Trans people so often need to complain of and resist inappropriate or humiliating treatment at the hands of health practitioners. Today I'd like to do the opposite appreciate and note fabulous behaviour at one of our teaching hospitals, St. Michael's.
I was careless enough to have a heart attack recently, and spent time in emergency, surgery and the cardiac care unit. I realize that my (somewhat post-binary) gender can be a bit of a challenge, being as I am a short, incredibly handsome, quietly queeny FtM trans man, a splendidly hairy and bearded bear with, let's say, unusual equipment, both top and bottom.
There were of course a few bloops: The gal in reception who giggled excitedly that I was the first actual trans person she had met. (Don't exoticize me, please.) The nurse who walked in on my full frontal in the middle of the night and squeaked, "Oh my, oh my' like Mole in The Wind In The Willows. Incorrect pronoun usage every now and then, courteously corrected by me or my family, corrections (mostly) cheerfully accepted. (This attention to using the appropriate pronoun is, of course, key to dignified treatment for trans people. And at times challenging to the cisgendered, though undoubtedly good for them).
Then there was the resident who asked that common but ill-informed question, "When did you have your surgeries?' A resident, particularly one as smart, compassionate and thorough as this one, should surely be better informed than that. While some of us desperately need surgeries, they are irrelevant for many.
But there was also a very real and friendly willingness to get it right, and many, many moments of quiet, matter-of-fact acceptance of an unexpected, perhaps startling body. Not to mention, of course that these guys saved my life and took attentive and skilful care of me.
Almost all the medical professionals, from doctors and nurses to technicians, food servers and cleaners and the folks wheeling the gurney into surgery (they really do say "Code blue, code blue" just like on the telly), just took my oddness in stride. One nurse said proudly, "This is St. Mike's after all,' where Toronto's glorious diversity is broadly represented among patients and even to a degree among staff. Did I mention that emerg is jam-packed with breathtakingly handsome, calm and kind young doctors who kept our gaydar on almost constant alert?
There were, of course, hilarious moments, like when the nurse came with a bedpan and I had to say, "Um, thank you, nurse, but I don't have the right equipment for that kind."
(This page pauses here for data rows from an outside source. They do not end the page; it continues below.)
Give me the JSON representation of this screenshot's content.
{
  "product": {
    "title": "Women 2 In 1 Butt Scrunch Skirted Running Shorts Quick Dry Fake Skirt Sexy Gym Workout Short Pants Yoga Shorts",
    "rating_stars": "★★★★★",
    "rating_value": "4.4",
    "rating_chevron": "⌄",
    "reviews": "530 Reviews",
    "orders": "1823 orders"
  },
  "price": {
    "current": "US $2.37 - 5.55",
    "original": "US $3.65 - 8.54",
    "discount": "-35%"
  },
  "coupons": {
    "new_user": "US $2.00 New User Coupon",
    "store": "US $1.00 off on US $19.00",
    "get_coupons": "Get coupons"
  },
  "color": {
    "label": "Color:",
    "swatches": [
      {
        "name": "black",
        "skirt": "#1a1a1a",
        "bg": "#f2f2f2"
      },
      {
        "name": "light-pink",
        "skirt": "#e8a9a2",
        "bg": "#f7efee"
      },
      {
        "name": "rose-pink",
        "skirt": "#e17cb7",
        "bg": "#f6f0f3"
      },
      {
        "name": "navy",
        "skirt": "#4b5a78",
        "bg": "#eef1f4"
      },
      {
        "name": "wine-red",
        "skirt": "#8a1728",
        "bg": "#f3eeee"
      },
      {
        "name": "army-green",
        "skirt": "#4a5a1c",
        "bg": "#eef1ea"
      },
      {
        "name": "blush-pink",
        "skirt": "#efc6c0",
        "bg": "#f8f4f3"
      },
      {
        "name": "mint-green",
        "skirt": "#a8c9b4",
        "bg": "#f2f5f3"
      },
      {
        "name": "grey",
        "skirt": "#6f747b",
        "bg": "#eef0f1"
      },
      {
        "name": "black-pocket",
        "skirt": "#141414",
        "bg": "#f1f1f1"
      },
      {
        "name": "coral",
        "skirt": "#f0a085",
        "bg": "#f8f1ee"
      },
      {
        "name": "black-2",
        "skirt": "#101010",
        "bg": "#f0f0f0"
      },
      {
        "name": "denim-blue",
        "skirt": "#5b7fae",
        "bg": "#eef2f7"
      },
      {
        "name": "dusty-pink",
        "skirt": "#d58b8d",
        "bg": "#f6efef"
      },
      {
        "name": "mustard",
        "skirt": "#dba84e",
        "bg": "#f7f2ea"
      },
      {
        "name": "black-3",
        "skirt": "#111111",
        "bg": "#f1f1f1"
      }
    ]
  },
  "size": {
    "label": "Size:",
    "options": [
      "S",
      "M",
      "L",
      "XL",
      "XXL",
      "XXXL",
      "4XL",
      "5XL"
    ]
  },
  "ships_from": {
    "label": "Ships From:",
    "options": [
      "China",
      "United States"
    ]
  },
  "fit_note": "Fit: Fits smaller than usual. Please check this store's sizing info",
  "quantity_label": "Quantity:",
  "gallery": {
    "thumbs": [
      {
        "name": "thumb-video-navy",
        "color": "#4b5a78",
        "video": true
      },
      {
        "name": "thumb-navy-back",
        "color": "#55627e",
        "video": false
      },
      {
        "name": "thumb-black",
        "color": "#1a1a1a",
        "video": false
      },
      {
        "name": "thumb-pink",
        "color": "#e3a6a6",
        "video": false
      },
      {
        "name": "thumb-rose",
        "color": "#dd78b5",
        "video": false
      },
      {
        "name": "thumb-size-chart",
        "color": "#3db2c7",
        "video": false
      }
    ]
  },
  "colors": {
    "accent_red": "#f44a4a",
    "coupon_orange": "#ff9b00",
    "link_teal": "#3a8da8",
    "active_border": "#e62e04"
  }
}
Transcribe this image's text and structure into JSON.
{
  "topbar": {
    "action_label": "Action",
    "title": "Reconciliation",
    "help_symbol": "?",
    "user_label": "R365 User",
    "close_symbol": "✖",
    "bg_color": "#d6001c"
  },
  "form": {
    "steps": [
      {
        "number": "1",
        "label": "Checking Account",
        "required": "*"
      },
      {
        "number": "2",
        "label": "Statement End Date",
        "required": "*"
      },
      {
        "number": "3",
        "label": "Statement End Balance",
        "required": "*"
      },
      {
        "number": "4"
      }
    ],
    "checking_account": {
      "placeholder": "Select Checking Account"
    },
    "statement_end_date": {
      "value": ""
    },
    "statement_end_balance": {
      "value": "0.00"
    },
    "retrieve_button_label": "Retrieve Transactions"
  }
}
Or when someone close to me was running anxiously through the hospital trying to find me and a helpful receptionist asked, "Is your friend a man or a woman?" Wailed my friend, "I don't knooooow...."
Hershel Russell is a psychotherapist, educator and consultant.